3 Dangerous Complications of LSD Abuse

3 Dangerous Complications of LSD Abuse

Anxiety and paranoia are complications of LSD abuse

Dropping a hit of acid may seem exciting, or at least harmless, but the lasting consequences of LSD use may last years. The powerful chemicals that bring on the hallucinations and mood shifts characterized by LSD also alter the balance of neurotransmitters in the brain. Changes to these neurotransmitters affect a person psychologically, possibly altering the way he experiences reality long after drugs leave his system.

How LSD Affects the Brain

LSD is a semisynthetic psychedelic drug; one of the most potent mood-changing chemicals available. Sold illicitly on the streets in tablet, capsule and liquid form, LSD, in some cases, may be laced with other dangerous chemicals. Recreational use is referred to as “tripping” and generally leads to highs lasting up to 12 hours. When LSD (also called “acid”) enters the brain, it disrupts the interaction of brain cells and serotonin. This disruption triggers hallucinations and creates profound distortions of reality. People under the influence of LSD may see, hear and feel things that do not exist. Other side effects include the following[1]:

  • Mood swings
  • Anxiety
  • Paranoia
  • Terrifying thoughts
  • Feelings of despair
  • Intense fear of losing control
  • Fear of insanity

In addition to powerful psychological symptoms, the drug also brings changes to a person’s body. Physical effects include the following:

  • Elevated body temperature
  • Raised heart rate
  • Hypertension
  • Insomnia
  • Decreased appetite

In the majority of cases, the symptoms of LSD use wear off once the drug leaves a person’s system. Someone who uses LSD chronically may experience longer-term psychological symptoms. The following three complications are possible when a person abuses LSD:

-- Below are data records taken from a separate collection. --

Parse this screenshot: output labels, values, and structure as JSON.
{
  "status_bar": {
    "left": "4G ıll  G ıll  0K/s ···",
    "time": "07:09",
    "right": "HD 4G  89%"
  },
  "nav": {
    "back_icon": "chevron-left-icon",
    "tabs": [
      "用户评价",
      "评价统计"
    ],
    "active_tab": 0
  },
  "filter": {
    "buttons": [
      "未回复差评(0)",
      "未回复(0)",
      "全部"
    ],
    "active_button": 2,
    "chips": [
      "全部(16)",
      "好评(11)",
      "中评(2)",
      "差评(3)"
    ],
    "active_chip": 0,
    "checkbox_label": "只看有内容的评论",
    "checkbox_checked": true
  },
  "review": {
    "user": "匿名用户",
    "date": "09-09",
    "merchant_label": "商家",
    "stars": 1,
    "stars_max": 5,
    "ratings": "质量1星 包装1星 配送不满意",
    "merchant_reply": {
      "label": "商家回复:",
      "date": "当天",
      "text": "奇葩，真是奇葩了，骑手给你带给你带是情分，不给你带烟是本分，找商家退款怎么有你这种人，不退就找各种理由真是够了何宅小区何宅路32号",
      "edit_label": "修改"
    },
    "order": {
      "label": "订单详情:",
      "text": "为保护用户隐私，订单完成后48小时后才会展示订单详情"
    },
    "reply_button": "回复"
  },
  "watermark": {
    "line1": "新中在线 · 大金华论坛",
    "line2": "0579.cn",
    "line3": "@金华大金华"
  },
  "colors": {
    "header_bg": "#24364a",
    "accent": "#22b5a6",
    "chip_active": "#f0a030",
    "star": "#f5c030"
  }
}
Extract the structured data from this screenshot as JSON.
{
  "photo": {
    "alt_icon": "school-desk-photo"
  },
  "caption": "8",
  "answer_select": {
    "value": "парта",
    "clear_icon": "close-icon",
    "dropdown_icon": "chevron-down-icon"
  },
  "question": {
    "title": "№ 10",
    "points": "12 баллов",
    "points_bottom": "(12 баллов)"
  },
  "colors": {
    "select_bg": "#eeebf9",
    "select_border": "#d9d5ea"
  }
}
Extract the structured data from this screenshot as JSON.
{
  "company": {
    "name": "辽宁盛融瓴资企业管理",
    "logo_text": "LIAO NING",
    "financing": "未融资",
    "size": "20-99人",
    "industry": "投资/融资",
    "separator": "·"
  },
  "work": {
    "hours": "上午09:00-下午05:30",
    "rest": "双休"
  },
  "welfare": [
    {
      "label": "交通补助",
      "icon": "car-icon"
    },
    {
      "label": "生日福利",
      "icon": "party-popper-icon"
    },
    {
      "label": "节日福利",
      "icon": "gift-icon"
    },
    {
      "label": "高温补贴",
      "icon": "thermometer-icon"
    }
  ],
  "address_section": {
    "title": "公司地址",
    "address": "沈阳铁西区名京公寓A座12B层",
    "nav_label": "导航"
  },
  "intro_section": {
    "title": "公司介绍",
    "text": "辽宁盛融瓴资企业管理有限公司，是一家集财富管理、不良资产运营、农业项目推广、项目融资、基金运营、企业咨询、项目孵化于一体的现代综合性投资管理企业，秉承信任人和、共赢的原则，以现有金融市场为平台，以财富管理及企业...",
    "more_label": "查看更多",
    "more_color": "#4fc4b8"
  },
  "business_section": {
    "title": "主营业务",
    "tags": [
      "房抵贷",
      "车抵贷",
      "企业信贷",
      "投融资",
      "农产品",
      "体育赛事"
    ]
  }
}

  1. Flashbacks and Lasting Mental Health Disorders

The most problematic complication of LSD abuse is the risk of incurring brain changes.  People who use LSD sometimes suffer recurrences of the drug experience, called “flashbacks.” These events occur without warning long after the chemical leaves their bodies. Aside from flashbacks, a person may develop an even more serious condition that lasts for an indeterminate period of time. Hallucinogen-induced persisting perceptual disorder (HPPD) results when flashbacks persist and cause social and occupational impairment.1

Researchers don’t fully understand “acid flashbacks,”but members within the scientific community have the following three theories:

  • Damage induced by LSD exposure may cause the brain to misfire and send incorrect signals
  • LSD may change the way the brain functions and perceives information, making it more sensitive to light and creating visual halos and trails that can occur at any time
  • Some portion of the LSD usually gets stored in the body or brain and released later[2]

While it is rare for a person to experience lifelong complications after a single dose of LSD, there are examples of people developing HPPD or persistent psychosis after using the drug one time.

  1. Complications when Combined with Other Substances

Another hazardous complication that occurs from LSD use is the experience of dangerous side effects after combining the drug with other substances. The following are possible combinations and the physical reactions they may trigger:

  • Amphetamines and LSD: Amphetamines are central nervous system stimulants; when mixed with psychedelic drugs such as LSD, the result is an energized person who experiences hallucinations; this is dangerous because the user may begin to act strangely and injure herself and others
  • Cocaine and LSD: Cocaine is a powerful stimulant; taken in combination with LSD, it may trigger hallucinations, paranoia and delusional thinking
  • Alcohol and LSD: Alcohol tends to dull the effects of LSD
  • Antidepressants and LSD: Mixing lithium or tricyclic antidepressants with LSD can be lethal[3],[4]
  1. Psychological Dependence

Unlike substances that create dependence by altering brain chemistry, LSD does not trigger physiological needs. Users do not experience withdrawal symptoms or cravings after using the drug. Nevertheless LSD’s powerful hallucinatory effects often cause psychological addiction, which is another negative consequence of LSD abuse. Users who struggle to cope with normal life may compulsively use it to escape reality. At professional treatment centers, they learn to live a healthier, fulfilling life and develop healthy coping skills.1

[1] National Institute on Drug Abuse. (2016). What are hallucinogens? Drug Facts. Retrieved Oct. 3, 2016 from https://www.drugabuse.gov/publications/drugfacts/hallucinogens.

[2] Ebbitt, Alicia. (2008). The Effects of Hallucinogenic Drugs on The Brain. Serendip Studio. Retrieved Oct. 3, 2016 from http://serendip.brynmawr.edu/exchange/serendipupdate/effects-hallucinogenic-drugs-brain.

[3] Drug Enforcement Administration. (2015). Drugs of Abuse. Retrieved Oct. 3, 2016 from https://www.dea.gov/pr/multimedia-library/publications/drug_of_abuse.pdf.

[4] Raga, Paul. (2015). LSD Toxicity. MedScape. Retrieved Oct. 3, 2016 from http://emedicine.medscape.com/article/1011615-overview#a1.